TRY IT
For every line in the entries that contains "JSON", show the whole line.

MATERIAL SUPPLIED

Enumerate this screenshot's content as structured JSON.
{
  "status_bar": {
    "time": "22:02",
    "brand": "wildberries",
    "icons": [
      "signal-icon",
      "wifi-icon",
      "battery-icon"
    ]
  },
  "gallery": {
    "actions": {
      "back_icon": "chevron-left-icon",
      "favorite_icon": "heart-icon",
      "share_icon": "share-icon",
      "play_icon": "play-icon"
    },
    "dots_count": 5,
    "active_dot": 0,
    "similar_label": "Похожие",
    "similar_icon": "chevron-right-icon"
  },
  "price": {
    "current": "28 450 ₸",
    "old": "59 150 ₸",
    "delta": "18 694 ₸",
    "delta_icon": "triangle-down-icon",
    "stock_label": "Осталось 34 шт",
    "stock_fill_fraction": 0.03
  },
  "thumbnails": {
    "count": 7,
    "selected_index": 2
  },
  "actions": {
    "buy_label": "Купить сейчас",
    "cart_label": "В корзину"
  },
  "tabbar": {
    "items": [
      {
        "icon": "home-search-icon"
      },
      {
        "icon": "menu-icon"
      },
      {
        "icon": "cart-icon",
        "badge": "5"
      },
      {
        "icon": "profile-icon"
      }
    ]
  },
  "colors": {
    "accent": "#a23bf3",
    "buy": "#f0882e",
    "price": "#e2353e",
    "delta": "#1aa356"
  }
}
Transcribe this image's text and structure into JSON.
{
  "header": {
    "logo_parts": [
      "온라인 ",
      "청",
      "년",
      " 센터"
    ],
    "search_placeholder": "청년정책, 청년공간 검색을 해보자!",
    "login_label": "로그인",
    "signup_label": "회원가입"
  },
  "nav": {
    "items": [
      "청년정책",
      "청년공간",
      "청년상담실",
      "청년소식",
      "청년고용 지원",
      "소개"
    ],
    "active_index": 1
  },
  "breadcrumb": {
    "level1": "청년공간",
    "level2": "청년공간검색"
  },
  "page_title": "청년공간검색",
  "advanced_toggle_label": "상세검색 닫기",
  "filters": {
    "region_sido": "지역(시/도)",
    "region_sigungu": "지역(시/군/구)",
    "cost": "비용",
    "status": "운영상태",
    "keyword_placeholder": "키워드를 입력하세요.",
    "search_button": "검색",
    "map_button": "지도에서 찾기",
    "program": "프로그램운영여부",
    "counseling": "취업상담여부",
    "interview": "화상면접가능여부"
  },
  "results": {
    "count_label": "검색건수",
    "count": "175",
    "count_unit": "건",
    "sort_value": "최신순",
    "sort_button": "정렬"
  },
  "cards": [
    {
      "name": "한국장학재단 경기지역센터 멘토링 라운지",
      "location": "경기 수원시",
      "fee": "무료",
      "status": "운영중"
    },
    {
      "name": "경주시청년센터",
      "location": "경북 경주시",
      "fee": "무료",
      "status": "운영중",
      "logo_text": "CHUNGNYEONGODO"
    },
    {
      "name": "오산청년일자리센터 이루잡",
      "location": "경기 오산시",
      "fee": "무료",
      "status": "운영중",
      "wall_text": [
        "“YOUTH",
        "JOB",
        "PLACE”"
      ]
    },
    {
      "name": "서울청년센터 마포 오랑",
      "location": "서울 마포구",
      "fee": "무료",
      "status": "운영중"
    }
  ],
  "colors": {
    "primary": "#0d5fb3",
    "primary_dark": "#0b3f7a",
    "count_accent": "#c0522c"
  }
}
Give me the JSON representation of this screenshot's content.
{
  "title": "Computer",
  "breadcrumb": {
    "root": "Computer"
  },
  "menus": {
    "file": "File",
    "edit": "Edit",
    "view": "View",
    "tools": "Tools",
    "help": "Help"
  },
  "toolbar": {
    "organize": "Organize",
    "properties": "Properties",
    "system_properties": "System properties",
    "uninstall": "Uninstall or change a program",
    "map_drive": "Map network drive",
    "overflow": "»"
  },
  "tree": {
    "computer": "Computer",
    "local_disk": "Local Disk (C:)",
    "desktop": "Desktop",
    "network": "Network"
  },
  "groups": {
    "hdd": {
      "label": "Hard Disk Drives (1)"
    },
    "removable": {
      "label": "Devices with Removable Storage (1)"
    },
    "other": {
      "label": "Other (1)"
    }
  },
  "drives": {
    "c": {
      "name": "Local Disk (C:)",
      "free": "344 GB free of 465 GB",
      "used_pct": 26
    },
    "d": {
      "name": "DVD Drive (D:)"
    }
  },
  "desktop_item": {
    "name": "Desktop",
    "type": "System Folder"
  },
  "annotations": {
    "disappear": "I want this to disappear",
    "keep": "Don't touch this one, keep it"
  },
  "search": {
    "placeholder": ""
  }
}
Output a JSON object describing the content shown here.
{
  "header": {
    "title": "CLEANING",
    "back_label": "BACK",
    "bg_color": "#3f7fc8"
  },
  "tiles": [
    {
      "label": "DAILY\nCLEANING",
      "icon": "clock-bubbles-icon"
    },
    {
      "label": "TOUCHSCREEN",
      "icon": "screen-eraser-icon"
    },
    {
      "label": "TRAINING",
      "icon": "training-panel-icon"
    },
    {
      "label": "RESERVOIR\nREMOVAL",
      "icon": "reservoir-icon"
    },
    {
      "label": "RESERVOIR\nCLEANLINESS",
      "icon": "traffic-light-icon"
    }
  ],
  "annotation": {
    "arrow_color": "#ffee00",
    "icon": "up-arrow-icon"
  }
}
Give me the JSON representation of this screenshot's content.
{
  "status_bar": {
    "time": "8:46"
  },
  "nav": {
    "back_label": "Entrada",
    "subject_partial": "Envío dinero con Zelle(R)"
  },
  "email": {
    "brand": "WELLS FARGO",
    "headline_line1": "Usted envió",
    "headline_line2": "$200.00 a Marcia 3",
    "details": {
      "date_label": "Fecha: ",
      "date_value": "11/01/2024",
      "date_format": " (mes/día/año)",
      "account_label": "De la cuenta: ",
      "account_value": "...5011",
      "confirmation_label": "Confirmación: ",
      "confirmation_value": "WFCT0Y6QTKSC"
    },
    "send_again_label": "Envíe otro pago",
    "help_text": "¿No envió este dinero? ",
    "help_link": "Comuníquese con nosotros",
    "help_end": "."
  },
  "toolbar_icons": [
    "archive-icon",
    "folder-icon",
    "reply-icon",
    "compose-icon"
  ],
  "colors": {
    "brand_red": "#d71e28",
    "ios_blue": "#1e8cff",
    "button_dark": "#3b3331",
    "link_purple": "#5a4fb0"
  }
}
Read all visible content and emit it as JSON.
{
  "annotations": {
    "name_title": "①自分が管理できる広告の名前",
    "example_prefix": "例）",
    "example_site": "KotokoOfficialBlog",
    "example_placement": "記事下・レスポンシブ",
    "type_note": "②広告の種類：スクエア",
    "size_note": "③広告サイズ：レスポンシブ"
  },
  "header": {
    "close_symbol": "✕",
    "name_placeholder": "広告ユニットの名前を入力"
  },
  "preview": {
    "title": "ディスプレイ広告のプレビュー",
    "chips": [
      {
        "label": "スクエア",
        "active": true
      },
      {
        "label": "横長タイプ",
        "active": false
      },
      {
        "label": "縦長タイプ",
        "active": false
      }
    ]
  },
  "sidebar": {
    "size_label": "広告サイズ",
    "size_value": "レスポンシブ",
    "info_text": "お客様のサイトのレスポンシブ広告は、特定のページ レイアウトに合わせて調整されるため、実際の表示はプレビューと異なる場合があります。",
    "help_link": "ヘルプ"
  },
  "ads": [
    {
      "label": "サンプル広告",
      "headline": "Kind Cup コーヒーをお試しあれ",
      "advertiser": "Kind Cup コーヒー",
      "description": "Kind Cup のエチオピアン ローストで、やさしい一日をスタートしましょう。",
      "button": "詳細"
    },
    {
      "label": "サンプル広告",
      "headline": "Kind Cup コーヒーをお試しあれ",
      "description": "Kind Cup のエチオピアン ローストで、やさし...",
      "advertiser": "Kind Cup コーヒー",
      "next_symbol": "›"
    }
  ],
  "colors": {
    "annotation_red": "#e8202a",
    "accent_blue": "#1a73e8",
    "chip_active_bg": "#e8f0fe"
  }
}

OUTPUT OF THE TASK
Enumerate this screenshot's content as structured JSON.
Transcribe this image's text and structure into JSON.
Give me the JSON representation of this screenshot's content.
Output a JSON object describing the content shown here.
Give me the JSON representation of this screenshot's content.
Read all visible content and emit it as JSON.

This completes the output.